Change Data Capture is especially important to Hazelcast, because it allows for the streaming of changes from databases, which can be efficiently processed by the Jet engine.
Implementation of CDC in Hazelcast is based on Debezium. Hazelcast offers a generic Debezium source which can handle CDC events from any database supported by Debezium, but we’re also striving to make CDC sources first class citizens in Hazelcast. The ones for MySQL and PostgreSQL already are.
Installing the Connector
This connector is included in the full and slim distributions of Hazelcast.
CDC as a Source
We have following types of CDC sources:
DebeziumCdcSources: generic source for all databases supported by Debezium
MySqlCdcSources: specific, first class Jet CDC source for MySQL databases (also based on Debezium, but benefiting the full range of convenience Jet can additionally provide)
PostgresCdcSources: specific, first class CDC source for PostgreSQL databases (also based on Debezium, but benefiting the full range of convenience Hazelcast can additionally provide)

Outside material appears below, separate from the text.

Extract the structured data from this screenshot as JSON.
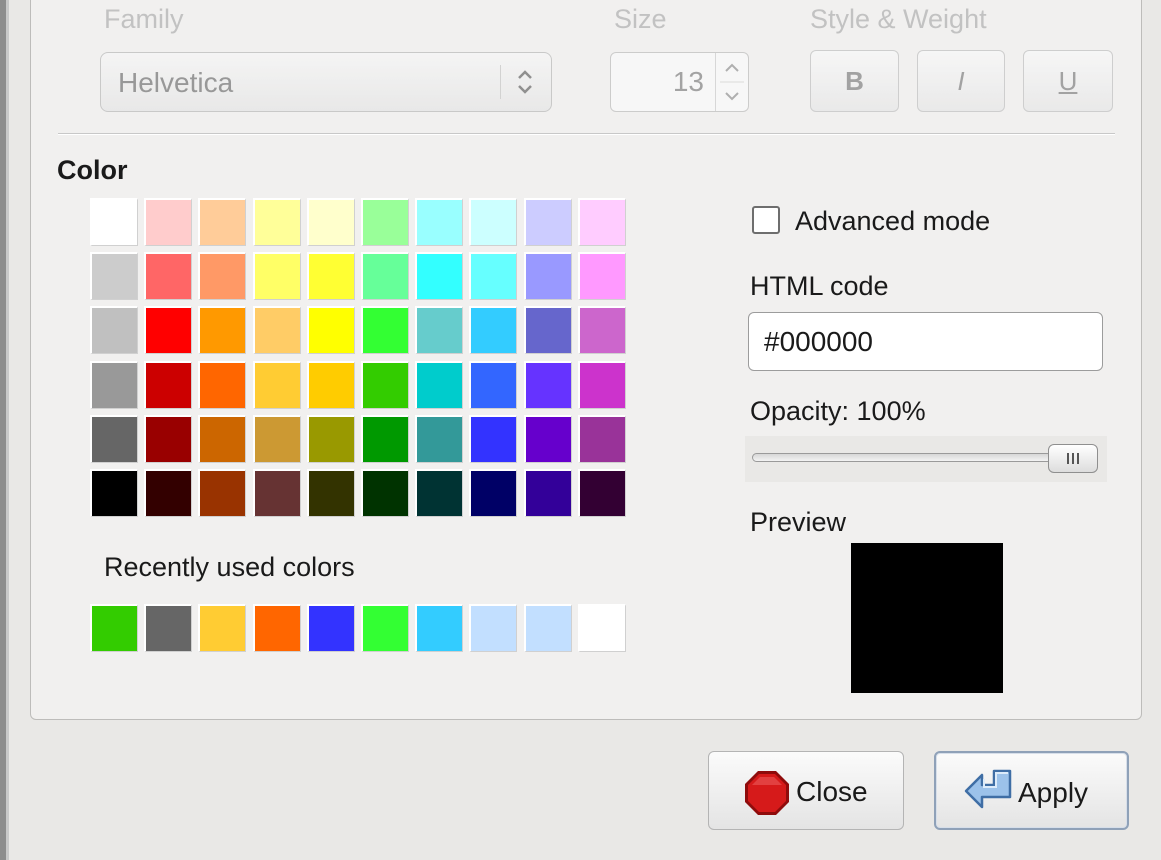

For the setting up a streaming source of CDC data is just the matter of pointing it at the right database via configuration:
Pipeline pipeline = Pipeline.create(); pipeline.readFrom( MySqlCdcSources.mysql("customers") .setDatabaseAddress("127.0.0.1") .setDatabasePort(3306) .setDatabaseUser("debezium") .setDatabasePassword("dbz") .setClusterName("dbserver1") .setDatabaseWhitelist("inventory") .setTableWhitelist("inventory.customers") .build()) .withNativeTimestamps(0) .writeTo(Sinks.logger());

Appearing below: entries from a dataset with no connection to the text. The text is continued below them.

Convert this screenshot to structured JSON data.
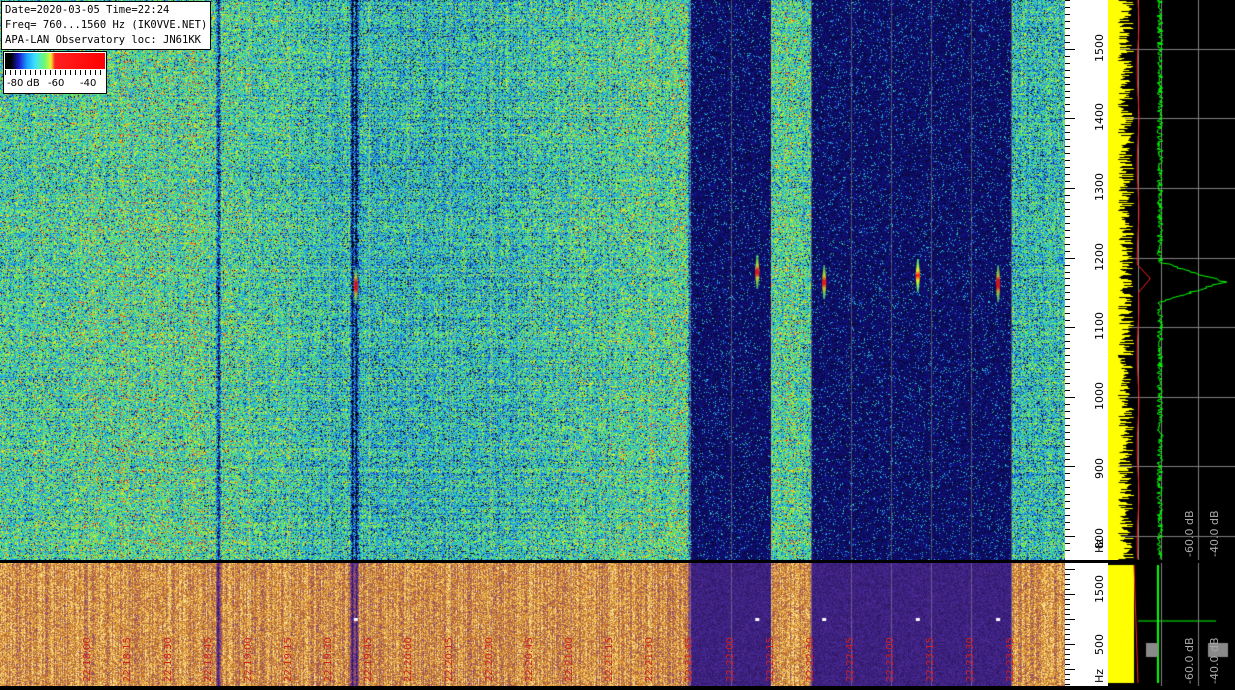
{
  "info": {
    "line1": "Date=2020-03-05 Time=22:24",
    "line2": "Freq= 760...1560 Hz (IK0VVE.NET)",
    "line3": "APA-LAN Observatory loc: JN61KK"
  },
  "colorbar": {
    "label_a": "-80 dB",
    "label_b": "-60",
    "label_c": "-40"
  },
  "colors": {
    "waterfall_high": "#ff0000",
    "spectrum_yellow": "#ffff00",
    "spectrum_green": "#00ff00",
    "time_label": "#d02020"
  },
  "chart_data": {
    "type": "heatmap",
    "freq_range_hz": [
      760,
      1560
    ],
    "freq_ticks": [
      "1500",
      "1400",
      "1300",
      "1200",
      "1100",
      "1000",
      "900",
      "800"
    ],
    "freq_unit": "Hz",
    "db_range": [
      -80,
      -40
    ],
    "spectrum_db_labels": [
      "-60.0 dB",
      "-40.0 dB"
    ],
    "bottom_freq_ticks": [
      "1500",
      "500"
    ],
    "bottom_freq_unit": "Hz",
    "time_labels": [
      "22:18:00",
      "22:18:15",
      "22:18:30",
      "22:18:45",
      "22:19:00",
      "22:19:15",
      "22:19:30",
      "22:19:45",
      "22:20:00",
      "22:20:15",
      "22:20:30",
      "22:20:45",
      "22:21:00",
      "22:21:15",
      "22:21:30",
      "22:21:45",
      "22:22:00",
      "22:22:15",
      "22:22:30",
      "22:22:45",
      "22:23:00",
      "22:23:15",
      "22:23:30",
      "22:23:45"
    ],
    "quiet_intervals": [
      [
        "22:21:45",
        "22:22:15"
      ],
      [
        "22:22:30",
        "22:23:45"
      ]
    ],
    "echoes": [
      {
        "time": "22:19:40",
        "freq_hz": 1160,
        "level_db": -40
      },
      {
        "time": "22:22:10",
        "freq_hz": 1180,
        "level_db": -45
      },
      {
        "time": "22:22:35",
        "freq_hz": 1165,
        "level_db": -45
      },
      {
        "time": "22:23:10",
        "freq_hz": 1175,
        "level_db": -48
      },
      {
        "time": "22:23:40",
        "freq_hz": 1163,
        "level_db": -40
      }
    ]
  }
}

For an example of how to use CDC data see our tutorial.
CDC sources offer at least-once processing guarantees. The source periodically saves the database write ahead log offset for which it had dispatched events and in case of a failure/restart it will replay all events since the last successfully saved offset.
Unfortunately, however, there is no guarantee that the last saved offset is still in the database changelog. Such logs are always finite and depending on the DB configuration can be relatively short, so if the CDC source has to replay data for a long period of inactivity, then there can be a data loss. With careful management though we can say that at-least once guarantee can practically be provided.
CDC as a Sink
Change data capture is a source-side functionality in Jet, but we also
offer some specialized sinks that simplify applying CDC events to a map, which gives you the ability to reconstruct the contents of the
original database table. The sinks expect to receive
objects and apply your custom functions to them that extract the key and
the value that will be applied to the target map.
For example, a sink mapping CDC data to a
Customer class and
maintaining a map view of latest known email addresses per customer
(identified by ID) would look like this:
Pipeline p = Pipeline.create(); p.readFrom(source) .withoutTimestamps() .writeTo(CdcSinks.map("customers", r -> r.key().toMap().get("id"), r -> r.value().toObject(Customer.class).email));
The key and value functions have certain limitations. They can be used to map only to objects which the Hazelcast member can deserialize, which unfortunately doesn’t include user code submitted as a part of the job. So in the above example it’s OK to have
If user code has to be used, then the problem can be solved with the help of the User Code Deployment feature. Example configs for that can be seen in our CDC Join tutorial.